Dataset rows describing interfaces
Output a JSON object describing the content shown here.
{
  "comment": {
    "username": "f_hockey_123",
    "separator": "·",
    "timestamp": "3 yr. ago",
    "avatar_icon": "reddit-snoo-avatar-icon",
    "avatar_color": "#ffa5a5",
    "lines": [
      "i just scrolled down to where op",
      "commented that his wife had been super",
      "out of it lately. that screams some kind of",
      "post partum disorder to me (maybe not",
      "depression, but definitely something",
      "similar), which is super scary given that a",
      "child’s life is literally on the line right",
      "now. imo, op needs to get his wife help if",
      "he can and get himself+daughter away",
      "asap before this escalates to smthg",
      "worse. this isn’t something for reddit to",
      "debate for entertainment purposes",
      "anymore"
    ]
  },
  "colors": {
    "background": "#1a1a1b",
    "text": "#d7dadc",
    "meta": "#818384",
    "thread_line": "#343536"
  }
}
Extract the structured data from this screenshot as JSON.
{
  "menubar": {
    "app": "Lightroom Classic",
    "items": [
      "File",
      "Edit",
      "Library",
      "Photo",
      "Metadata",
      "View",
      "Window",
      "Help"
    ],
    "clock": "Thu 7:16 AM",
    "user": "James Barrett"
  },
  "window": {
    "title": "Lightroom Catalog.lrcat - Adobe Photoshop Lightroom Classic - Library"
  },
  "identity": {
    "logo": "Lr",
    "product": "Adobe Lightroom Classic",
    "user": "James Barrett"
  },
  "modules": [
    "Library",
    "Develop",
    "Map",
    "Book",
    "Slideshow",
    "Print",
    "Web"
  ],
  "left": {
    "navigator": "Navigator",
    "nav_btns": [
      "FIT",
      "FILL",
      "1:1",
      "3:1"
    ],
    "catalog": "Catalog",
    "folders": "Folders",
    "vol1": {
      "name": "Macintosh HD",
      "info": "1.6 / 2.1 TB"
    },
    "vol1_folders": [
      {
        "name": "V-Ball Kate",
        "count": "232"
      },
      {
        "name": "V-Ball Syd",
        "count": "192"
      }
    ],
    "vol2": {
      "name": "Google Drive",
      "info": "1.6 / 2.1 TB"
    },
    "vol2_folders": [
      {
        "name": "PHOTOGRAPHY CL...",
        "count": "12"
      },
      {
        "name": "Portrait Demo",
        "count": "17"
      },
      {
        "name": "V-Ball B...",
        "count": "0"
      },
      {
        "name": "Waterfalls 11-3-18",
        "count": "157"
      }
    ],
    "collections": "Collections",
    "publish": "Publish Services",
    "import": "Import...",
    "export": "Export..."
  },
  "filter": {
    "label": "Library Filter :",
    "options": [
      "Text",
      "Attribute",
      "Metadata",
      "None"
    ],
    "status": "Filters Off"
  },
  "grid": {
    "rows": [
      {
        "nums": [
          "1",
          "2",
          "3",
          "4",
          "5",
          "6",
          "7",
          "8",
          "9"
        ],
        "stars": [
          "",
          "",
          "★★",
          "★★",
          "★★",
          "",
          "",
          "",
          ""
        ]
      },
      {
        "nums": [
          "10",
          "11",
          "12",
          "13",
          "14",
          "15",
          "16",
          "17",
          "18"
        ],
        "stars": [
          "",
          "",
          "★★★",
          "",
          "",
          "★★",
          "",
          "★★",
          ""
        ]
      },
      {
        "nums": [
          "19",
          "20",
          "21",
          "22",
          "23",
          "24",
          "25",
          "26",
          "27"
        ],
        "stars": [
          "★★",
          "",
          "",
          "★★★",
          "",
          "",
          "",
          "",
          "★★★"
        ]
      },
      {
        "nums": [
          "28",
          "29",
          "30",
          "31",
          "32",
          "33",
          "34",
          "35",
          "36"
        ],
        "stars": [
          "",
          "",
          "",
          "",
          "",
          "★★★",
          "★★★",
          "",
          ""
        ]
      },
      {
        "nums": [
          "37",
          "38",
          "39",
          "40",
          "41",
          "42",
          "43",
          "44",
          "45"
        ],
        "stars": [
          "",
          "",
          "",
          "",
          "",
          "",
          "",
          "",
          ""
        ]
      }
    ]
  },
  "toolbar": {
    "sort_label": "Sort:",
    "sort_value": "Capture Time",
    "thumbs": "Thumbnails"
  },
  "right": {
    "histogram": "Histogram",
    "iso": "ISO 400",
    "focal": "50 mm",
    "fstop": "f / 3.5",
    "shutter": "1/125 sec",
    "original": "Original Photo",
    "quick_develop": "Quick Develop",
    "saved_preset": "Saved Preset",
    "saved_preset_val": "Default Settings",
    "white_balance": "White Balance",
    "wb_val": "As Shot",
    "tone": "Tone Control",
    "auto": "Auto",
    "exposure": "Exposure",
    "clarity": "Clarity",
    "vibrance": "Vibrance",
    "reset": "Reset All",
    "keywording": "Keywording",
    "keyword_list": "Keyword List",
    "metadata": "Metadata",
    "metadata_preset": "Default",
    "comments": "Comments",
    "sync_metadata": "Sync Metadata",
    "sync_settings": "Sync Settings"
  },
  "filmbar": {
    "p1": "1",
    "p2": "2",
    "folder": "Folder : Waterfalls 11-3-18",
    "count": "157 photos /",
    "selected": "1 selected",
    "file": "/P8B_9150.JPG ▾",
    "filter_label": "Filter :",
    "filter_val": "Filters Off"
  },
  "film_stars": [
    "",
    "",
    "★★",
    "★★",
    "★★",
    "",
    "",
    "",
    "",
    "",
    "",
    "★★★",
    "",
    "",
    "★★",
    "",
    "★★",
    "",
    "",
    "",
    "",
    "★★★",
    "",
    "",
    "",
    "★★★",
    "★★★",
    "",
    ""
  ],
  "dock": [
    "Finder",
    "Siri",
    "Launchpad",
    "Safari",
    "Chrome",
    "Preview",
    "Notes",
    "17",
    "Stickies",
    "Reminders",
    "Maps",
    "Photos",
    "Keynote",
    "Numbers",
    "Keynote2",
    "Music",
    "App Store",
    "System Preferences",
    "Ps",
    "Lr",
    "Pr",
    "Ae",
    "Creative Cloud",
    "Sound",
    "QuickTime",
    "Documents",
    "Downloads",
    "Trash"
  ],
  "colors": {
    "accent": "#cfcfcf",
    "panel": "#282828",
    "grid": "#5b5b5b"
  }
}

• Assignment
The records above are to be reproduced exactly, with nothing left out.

• Your solution
Output a JSON object describing the content shown here.
{
  "comment": {
    "username": "f_hockey_123",
    "separator": "·",
    "timestamp": "3 yr. ago",
    "avatar_icon": "reddit-snoo-avatar-icon",
    "avatar_color": "#ffa5a5",
    "lines": [
      "i just scrolled down to where op",
      "commented that his wife had been super",
      "out of it lately. that screams some kind of",
      "post partum disorder to me (maybe not",
      "depression, but definitely something",
      "similar), which is super scary given that a",
      "child’s life is literally on the line right",
      "now. imo, op needs to get his wife help if",
      "he can and get himself+daughter away",
      "asap before this escalates to smthg",
      "worse. this isn’t something for reddit to",
      "debate for entertainment purposes",
      "anymore"
    ]
  },
  "colors": {
    "background": "#1a1a1b",
    "text": "#d7dadc",
    "meta": "#818384",
    "thread_line": "#343536"
  }
}
Extract the structured data from this screenshot as JSON.
{
  "menubar": {
    "app": "Lightroom Classic",
    "items": [
      "File",
      "Edit",
      "Library",
      "Photo",
      "Metadata",
      "View",
      "Window",
      "Help"
    ],
    "clock": "Thu 7:16 AM",
    "user": "James Barrett"
  },
  "window": {
    "title": "Lightroom Catalog.lrcat - Adobe Photoshop Lightroom Classic - Library"
  },
  "identity": {
    "logo": "Lr",
    "product": "Adobe Lightroom Classic",
    "user": "James Barrett"
  },
  "modules": [
    "Library",
    "Develop",
    "Map",
    "Book",
    "Slideshow",
    "Print",
    "Web"
  ],
  "left": {
    "navigator": "Navigator",
    "nav_btns": [
      "FIT",
      "FILL",
      "1:1",
      "3:1"
    ],
    "catalog": "Catalog",
    "folders": "Folders",
    "vol1": {
      "name": "Macintosh HD",
      "info": "1.6 / 2.1 TB"
    },
    "vol1_folders": [
      {
        "name": "V-Ball Kate",
        "count": "232"
      },
      {
        "name": "V-Ball Syd",
        "count": "192"
      }
    ],
    "vol2": {
      "name": "Google Drive",
      "info": "1.6 / 2.1 TB"
    },
    "vol2_folders": [
      {
        "name": "PHOTOGRAPHY CL...",
        "count": "12"
      },
      {
        "name": "Portrait Demo",
        "count": "17"
      },
      {
        "name": "V-Ball B...",
        "count": "0"
      },
      {
        "name": "Waterfalls 11-3-18",
        "count": "157"
      }
    ],
    "collections": "Collections",
    "publish": "Publish Services",
    "import": "Import...",
    "export": "Export..."
  },
  "filter": {
    "label": "Library Filter :",
    "options": [
      "Text",
      "Attribute",
      "Metadata",
      "None"
    ],
    "status": "Filters Off"
  },
  "grid": {
    "rows": [
      {
        "nums": [
          "1",
          "2",
          "3",
          "4",
          "5",
          "6",
          "7",
          "8",
          "9"
        ],
        "stars": [
          "",
          "",
          "★★",
          "★★",
          "★★",
          "",
          "",
          "",
          ""
        ]
      },
      {
        "nums": [
          "10",
          "11",
          "12",
          "13",
          "14",
          "15",
          "16",
          "17",
          "18"
        ],
        "stars": [
          "",
          "",
          "★★★",
          "",
          "",
          "★★",
          "",
          "★★",
          ""
        ]
      },
      {
        "nums": [
          "19",
          "20",
          "21",
          "22",
          "23",
          "24",
          "25",
          "26",
          "27"
        ],
        "stars": [
          "★★",
          "",
          "",
          "★★★",
          "",
          "",
          "",
          "",
          "★★★"
        ]
      },
      {
        "nums": [
          "28",
          "29",
          "30",
          "31",
          "32",
          "33",
          "34",
          "35",
          "36"
        ],
        "stars": [
          "",
          "",
          "",
          "",
          "",
          "★★★",
          "★★★",
          "",
          ""
        ]
      },
      {
        "nums": [
          "37",
          "38",
          "39",
          "40",
          "41",
          "42",
          "43",
          "44",
          "45"
        ],
        "stars": [
          "",
          "",
          "",
          "",
          "",
          "",
          "",
          "",
          ""
        ]
      }
    ]
  },
  "toolbar": {
    "sort_label": "Sort:",
    "sort_value": "Capture Time",
    "thumbs": "Thumbnails"
  },
  "right": {
    "histogram": "Histogram",
    "iso": "ISO 400",
    "focal": "50 mm",
    "fstop": "f / 3.5",
    "shutter": "1/125 sec",
    "original": "Original Photo",
    "quick_develop": "Quick Develop",
    "saved_preset": "Saved Preset",
    "saved_preset_val": "Default Settings",
    "white_balance": "White Balance",
    "wb_val": "As Shot",
    "tone": "Tone Control",
    "auto": "Auto",
    "exposure": "Exposure",
    "clarity": "Clarity",
    "vibrance": "Vibrance",
    "reset": "Reset All",
    "keywording": "Keywording",
    "keyword_list": "Keyword List",
    "metadata": "Metadata",
    "metadata_preset": "Default",
    "comments": "Comments",
    "sync_metadata": "Sync Metadata",
    "sync_settings": "Sync Settings"
  },
  "filmbar": {
    "p1": "1",
    "p2": "2",
    "folder": "Folder : Waterfalls 11-3-18",
    "count": "157 photos /",
    "selected": "1 selected",
    "file": "/P8B_9150.JPG ▾",
    "filter_label": "Filter :",
    "filter_val": "Filters Off"
  },
  "film_stars": [
    "",
    "",
    "★★",
    "★★",
    "★★",
    "",
    "",
    "",
    "",
    "",
    "",
    "★★★",
    "",
    "",
    "★★",
    "",
    "★★",
    "",
    "",
    "",
    "",
    "★★★",
    "",
    "",
    "",
    "★★★",
    "★★★",
    "",
    ""
  ],
  "dock": [
    "Finder",
    "Siri",
    "Launchpad",
    "Safari",
    "Chrome",
    "Preview",
    "Notes",
    "17",
    "Stickies",
    "Reminders",
    "Maps",
    "Photos",
    "Keynote",
    "Numbers",
    "Keynote2",
    "Music",
    "App Store",
    "System Preferences",
    "Ps",
    "Lr",
    "Pr",
    "Ae",
    "Creative Cloud",
    "Sound",
    "QuickTime",
    "Documents",
    "Downloads",
    "Trash"
  ],
  "colors": {
    "accent": "#cfcfcf",
    "panel": "#282828",
    "grid": "#5b5b5b"
  }
}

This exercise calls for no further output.